Where IGN stands for Instituto Geografico Nacional or National Geographical Institute, a state-funded organization that provides topographic maps for the whole of Spain. Paper maps are distributed in a grid with no overlap and no regard for where grid borders fall into. Your intended route may be anywhere from nicely centered in a sheet to back and forth across sheet borders to anything in between.

Useful maps are available in 1:25K and 1:50K scales.

IGN Maps in 1:50K and 1:25K flavors

Paper maps can be ordered from the IGN website. There are browsing facilities. Most of the website pages are in English.

There is a download service but I’m not really sure actual maps can be downloaded there.

Adrados Maps

Adrados Ediciones is specialized in the Cantabrian ranges and edits recreational-oriented maps for some popular areas. Three of them would be useful in a watershed high route:

  • Parque Natural de Somiedo
  • Macizo de Pena Ubina
  • Macizo de Fuentes Carrionas

The company appears rather old-fashioned, producing only paper maps and without a proper website, just a Facebook page. The maps are good quality though, if only a bit overloaded (to my taste). These maps would be the best reference for trails and the main drawback is the very limited cover area in the context of a long distance route.

Adrados Ediciones Map

The Muntanya de Llibres bookstore lists and sells them here with an interface in English.

Digital software & smartphone apps

I used the Oruxmaps app in my smartphone. It’s nearly a de-facto standard for Spain. Downloadable topo maps are available from the IGN mapping from within the app interface.

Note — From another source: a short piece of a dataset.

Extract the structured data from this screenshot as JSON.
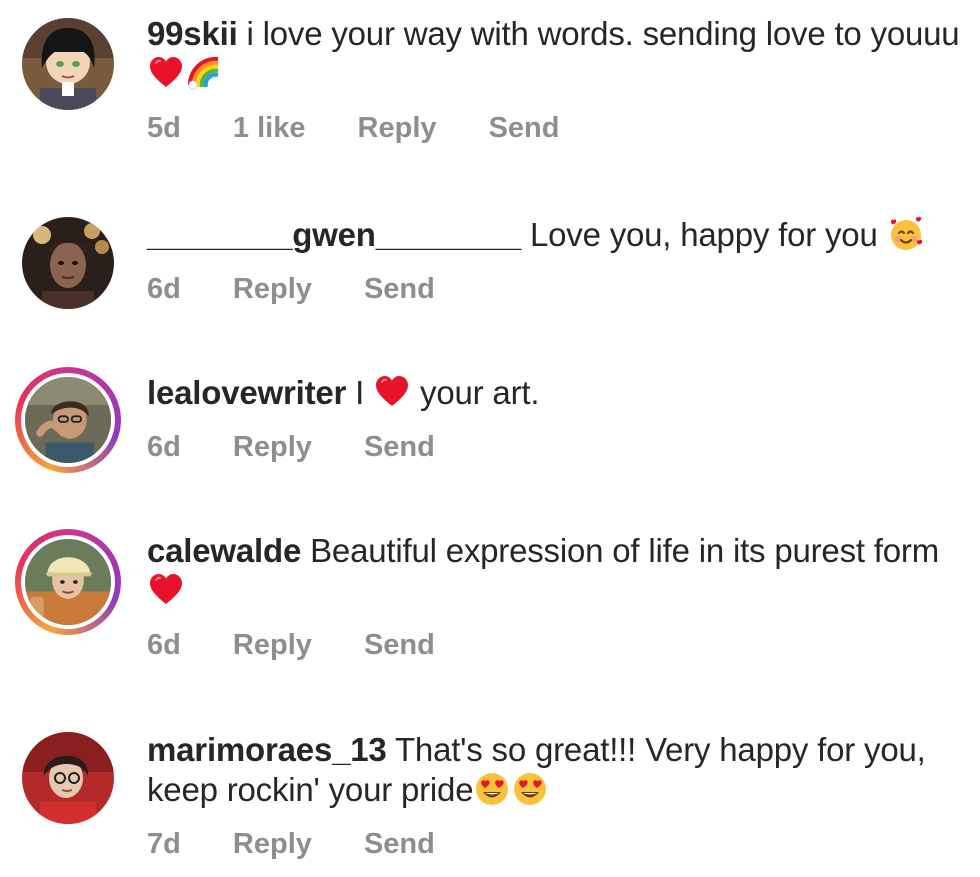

The combination is free of charge (Oruxmaps accepts donations) and works well.